In the US, manufacturers of security related equipment can apply for protection under the SAFETY act, which limits their financial liability in product liability cases to the amount of their insurance coverage. The Rapiscan Secure 1000 was listed in 2006.
In the US, an X-ray system can be considered to comply with requirements for general purpose security screening of humans if the device complies with American National Standards Institute (ANSI) Standard #N43.17.
In the most general sense, N43.17 states that a device can be used for general purpose security screening of humans if the dose to the subject is less than 0.25 ?Sv (25 ?rem) per examination and complies with other requirements of the standard. This is comparable to the average dose due to background radiation (i.e. radioactivity within the surrounding environment) at sea level in 1.5 hours; it is also comparable to the dose from cosmic rays when traveling in an airplane at cruising altitude for two minutes.
Many types of X-ray systems can be designed to comply with ANSI N43.17 including transmission X-ray, backscatter X-ray and gamma ray systems. Not all backscatter X-ray devices necessarily comply with ANSI N43.17; only the manufacturer or end user can confirm compliance of a particular product to the standard.
ANSI standards use a standard of measurement algorithm called "effective dose" that considers the different exposure of all parts of the body and then weights them differently.
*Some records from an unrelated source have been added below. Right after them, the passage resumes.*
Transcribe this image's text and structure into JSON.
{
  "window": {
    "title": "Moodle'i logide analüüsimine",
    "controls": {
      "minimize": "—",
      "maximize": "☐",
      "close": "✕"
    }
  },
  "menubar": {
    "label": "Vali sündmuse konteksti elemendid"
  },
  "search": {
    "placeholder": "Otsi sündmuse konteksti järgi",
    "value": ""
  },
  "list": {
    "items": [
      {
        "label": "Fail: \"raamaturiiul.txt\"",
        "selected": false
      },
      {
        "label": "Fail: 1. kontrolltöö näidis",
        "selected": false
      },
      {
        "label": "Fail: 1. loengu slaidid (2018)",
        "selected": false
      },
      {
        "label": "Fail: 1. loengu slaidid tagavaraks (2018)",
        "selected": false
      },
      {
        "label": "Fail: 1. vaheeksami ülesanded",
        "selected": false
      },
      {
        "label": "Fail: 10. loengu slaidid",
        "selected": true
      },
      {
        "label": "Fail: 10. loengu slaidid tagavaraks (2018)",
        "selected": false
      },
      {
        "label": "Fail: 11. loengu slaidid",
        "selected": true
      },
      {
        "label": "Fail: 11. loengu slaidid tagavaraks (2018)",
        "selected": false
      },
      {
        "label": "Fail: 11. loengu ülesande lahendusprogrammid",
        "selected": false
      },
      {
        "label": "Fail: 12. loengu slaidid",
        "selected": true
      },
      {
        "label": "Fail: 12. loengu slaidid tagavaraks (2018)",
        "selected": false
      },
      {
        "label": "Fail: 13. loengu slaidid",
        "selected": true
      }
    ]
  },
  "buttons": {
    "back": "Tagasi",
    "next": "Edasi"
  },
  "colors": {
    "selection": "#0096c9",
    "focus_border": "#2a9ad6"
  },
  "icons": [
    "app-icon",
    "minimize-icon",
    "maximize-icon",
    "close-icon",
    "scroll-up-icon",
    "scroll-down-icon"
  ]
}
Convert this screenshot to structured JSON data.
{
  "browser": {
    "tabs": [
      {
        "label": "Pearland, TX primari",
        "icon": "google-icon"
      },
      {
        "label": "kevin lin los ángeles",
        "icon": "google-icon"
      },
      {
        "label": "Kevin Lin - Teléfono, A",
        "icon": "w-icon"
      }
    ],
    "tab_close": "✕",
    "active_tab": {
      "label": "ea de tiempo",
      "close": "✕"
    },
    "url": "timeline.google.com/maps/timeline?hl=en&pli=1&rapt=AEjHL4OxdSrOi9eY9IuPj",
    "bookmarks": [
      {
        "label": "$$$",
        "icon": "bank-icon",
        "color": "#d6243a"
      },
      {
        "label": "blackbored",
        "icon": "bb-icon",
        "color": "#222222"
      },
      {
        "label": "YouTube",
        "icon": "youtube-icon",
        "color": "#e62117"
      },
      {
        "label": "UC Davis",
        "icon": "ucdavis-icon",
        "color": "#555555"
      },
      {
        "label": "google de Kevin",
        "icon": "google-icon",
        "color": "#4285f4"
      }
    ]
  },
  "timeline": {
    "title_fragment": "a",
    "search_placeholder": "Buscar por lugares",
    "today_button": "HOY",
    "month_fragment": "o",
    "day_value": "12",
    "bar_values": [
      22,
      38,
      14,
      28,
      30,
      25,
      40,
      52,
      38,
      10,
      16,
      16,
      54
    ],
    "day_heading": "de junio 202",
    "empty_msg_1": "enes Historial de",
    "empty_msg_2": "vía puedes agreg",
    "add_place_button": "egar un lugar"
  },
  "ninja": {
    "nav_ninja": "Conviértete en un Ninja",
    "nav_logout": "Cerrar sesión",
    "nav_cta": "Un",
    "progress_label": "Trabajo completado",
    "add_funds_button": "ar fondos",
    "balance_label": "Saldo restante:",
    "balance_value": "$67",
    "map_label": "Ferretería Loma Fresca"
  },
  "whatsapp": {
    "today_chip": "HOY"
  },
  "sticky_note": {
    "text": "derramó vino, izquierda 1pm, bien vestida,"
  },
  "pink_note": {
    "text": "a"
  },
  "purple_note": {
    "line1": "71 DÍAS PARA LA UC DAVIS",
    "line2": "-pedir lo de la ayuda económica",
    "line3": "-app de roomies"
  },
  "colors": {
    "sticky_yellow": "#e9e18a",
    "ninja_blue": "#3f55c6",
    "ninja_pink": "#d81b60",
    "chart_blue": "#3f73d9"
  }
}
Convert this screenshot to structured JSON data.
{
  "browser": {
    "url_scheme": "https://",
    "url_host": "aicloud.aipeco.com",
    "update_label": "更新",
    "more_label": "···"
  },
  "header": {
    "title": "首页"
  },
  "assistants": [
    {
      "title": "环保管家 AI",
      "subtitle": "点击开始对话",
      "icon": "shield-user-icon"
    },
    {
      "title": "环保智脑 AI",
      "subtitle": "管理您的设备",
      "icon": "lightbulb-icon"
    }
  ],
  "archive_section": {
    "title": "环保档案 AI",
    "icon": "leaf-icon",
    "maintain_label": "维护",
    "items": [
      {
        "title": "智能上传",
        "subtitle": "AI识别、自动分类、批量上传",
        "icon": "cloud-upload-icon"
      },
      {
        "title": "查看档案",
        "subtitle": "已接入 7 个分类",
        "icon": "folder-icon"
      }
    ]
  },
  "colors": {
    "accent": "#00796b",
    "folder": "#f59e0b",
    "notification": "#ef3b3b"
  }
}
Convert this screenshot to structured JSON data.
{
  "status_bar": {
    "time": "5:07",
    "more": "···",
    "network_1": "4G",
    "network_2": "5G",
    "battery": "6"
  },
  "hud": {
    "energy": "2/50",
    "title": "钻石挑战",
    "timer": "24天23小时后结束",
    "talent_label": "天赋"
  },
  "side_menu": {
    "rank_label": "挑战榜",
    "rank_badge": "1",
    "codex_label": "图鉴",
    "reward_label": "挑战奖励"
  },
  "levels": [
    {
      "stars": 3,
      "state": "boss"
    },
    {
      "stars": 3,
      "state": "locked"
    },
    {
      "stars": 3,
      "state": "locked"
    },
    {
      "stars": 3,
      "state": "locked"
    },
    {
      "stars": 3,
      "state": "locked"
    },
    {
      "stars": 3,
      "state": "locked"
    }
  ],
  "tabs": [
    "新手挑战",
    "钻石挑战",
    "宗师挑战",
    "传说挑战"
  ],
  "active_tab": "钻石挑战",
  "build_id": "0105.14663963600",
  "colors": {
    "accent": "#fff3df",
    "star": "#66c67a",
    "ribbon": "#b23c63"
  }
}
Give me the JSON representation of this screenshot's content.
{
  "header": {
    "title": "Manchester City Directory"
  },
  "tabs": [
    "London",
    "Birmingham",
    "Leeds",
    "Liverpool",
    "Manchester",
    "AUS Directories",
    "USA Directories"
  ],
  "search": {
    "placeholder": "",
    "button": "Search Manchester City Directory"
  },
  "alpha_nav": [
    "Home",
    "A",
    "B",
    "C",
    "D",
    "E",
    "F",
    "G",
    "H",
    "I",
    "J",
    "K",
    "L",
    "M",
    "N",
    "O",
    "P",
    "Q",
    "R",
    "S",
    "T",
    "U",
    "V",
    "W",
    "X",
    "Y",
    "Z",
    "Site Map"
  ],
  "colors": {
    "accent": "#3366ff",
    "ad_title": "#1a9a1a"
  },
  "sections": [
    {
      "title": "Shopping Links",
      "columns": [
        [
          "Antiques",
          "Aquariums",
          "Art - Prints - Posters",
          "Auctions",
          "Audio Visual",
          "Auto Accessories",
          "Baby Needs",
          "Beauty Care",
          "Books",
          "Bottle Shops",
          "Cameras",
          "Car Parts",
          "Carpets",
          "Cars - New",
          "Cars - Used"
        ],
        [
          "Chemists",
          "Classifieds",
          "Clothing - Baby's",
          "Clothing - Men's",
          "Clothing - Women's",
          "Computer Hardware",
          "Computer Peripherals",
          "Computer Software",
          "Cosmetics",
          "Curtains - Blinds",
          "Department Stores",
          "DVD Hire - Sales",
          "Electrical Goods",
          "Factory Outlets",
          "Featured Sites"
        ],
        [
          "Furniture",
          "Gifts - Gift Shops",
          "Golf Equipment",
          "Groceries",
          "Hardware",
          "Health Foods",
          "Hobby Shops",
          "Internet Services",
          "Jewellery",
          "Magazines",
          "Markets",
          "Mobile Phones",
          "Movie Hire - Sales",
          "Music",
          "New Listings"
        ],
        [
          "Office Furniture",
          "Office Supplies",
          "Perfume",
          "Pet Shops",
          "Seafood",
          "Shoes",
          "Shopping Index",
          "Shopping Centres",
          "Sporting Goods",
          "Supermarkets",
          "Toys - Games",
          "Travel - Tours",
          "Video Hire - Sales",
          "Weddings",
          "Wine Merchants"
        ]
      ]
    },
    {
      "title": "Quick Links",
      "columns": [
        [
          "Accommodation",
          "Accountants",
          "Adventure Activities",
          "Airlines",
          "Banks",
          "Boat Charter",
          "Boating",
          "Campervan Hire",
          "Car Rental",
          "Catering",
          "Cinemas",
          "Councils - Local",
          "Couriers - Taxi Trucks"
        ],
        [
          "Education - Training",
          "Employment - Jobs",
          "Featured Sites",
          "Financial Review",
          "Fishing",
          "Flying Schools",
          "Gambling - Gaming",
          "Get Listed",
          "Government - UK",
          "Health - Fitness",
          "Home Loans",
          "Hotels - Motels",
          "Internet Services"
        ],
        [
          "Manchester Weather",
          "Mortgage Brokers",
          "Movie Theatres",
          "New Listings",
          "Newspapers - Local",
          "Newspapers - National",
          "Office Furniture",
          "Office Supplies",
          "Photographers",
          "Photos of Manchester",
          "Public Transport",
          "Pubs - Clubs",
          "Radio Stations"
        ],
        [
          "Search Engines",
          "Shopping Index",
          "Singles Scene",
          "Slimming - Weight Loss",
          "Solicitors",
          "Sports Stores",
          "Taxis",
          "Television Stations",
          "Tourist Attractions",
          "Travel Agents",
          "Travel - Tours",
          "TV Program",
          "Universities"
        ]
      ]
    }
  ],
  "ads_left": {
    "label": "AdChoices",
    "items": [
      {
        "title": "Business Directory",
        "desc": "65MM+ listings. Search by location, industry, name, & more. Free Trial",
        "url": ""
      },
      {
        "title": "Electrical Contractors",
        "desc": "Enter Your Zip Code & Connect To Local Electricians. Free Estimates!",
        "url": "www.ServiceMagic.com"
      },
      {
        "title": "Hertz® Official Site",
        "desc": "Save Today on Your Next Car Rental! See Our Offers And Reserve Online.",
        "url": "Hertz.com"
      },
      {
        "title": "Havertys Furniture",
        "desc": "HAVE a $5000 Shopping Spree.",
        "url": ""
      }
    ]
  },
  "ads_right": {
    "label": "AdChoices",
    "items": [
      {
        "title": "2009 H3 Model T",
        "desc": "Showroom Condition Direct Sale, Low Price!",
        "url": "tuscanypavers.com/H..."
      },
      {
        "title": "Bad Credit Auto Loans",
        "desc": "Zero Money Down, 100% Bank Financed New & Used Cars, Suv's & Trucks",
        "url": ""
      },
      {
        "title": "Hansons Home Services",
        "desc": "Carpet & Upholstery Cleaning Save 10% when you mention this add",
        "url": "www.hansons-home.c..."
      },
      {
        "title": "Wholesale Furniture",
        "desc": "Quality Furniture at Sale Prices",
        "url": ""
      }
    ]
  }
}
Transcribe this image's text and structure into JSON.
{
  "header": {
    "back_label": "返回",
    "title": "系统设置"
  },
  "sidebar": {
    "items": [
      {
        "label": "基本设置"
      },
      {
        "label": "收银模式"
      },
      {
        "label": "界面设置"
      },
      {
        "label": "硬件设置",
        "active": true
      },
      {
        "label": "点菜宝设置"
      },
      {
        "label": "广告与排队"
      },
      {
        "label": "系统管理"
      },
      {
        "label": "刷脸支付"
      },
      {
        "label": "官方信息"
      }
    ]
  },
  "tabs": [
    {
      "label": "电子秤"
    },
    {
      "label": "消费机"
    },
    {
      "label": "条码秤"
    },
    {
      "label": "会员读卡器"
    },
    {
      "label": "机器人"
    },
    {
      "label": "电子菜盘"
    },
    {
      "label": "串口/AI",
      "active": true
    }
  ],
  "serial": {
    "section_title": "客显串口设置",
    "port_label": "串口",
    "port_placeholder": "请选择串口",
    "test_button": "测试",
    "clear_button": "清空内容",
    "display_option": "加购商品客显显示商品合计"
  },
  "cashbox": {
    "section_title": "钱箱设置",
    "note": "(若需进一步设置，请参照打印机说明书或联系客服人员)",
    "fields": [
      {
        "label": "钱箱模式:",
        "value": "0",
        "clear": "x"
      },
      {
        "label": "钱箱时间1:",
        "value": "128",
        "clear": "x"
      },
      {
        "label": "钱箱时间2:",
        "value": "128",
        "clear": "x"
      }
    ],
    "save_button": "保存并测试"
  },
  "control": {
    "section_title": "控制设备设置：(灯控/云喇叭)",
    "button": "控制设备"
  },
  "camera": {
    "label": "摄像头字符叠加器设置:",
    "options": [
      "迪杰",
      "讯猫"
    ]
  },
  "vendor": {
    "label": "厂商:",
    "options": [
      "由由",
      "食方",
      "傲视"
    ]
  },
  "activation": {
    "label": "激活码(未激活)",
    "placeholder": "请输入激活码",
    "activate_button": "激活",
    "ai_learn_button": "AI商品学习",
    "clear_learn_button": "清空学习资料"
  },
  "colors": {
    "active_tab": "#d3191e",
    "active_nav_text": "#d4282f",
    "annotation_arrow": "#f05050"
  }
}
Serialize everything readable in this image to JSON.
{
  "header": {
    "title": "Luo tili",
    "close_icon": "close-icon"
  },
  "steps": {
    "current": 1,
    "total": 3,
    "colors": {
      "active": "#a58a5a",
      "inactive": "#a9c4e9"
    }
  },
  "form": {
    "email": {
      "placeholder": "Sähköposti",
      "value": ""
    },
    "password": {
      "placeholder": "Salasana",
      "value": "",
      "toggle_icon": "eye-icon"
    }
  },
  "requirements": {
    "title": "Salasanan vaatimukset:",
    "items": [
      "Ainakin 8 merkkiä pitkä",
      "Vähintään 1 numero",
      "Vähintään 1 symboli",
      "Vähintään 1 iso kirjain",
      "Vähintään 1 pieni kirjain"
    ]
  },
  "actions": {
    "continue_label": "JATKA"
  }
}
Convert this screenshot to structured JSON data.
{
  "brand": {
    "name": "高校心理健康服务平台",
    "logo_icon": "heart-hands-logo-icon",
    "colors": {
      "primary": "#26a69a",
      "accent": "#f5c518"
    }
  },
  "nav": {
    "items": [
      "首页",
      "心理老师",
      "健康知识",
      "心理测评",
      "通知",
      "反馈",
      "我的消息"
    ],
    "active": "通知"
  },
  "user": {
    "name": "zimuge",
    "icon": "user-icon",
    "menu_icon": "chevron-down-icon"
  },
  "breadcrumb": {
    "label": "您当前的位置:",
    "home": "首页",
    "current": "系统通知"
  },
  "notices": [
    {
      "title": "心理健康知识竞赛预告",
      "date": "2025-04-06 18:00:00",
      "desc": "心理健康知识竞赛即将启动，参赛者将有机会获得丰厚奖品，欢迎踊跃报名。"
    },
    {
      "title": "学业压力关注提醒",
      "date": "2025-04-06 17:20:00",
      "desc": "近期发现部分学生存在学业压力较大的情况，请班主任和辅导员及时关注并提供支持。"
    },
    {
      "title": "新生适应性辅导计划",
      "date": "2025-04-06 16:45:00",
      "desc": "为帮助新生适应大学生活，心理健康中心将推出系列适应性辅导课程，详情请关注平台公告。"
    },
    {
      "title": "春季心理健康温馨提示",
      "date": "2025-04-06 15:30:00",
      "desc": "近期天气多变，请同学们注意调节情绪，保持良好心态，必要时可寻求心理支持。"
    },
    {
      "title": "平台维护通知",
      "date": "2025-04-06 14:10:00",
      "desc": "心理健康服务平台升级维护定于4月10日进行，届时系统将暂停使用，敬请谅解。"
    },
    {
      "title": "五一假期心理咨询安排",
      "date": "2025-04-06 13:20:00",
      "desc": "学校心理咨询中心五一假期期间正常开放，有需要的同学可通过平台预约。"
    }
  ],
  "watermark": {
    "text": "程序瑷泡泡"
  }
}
The interior of the human body is given more weight in this survey, and the exterior, including the skin organ, are given less weight.
Some people wish to prevent either the loss of privacy or the possibility of health problems or genetic damage that might be associated with being subjected to a backscatter X-ray scan. One company sells X-ray absorbing underwear which is said to have X-ray absorption equivalent to 0.5 mm (0.020 in) of lead. Another product, Flying Pasties, "are designed to obscure the most private parts of the human body when entering full body airport scanners," but their description does not seem to claim any protection from the X-ray beam penetrating the body of the person being scanned.
Remember Homeland Security told the public the scanners aren't capable of storing images? Someone forgot to tell the scanner at the federal courthouse in Orlando...
Below 5-10 rem (which includes occupational and environmental exposures), risks of health effects are either too small to be observed or are nonexistent.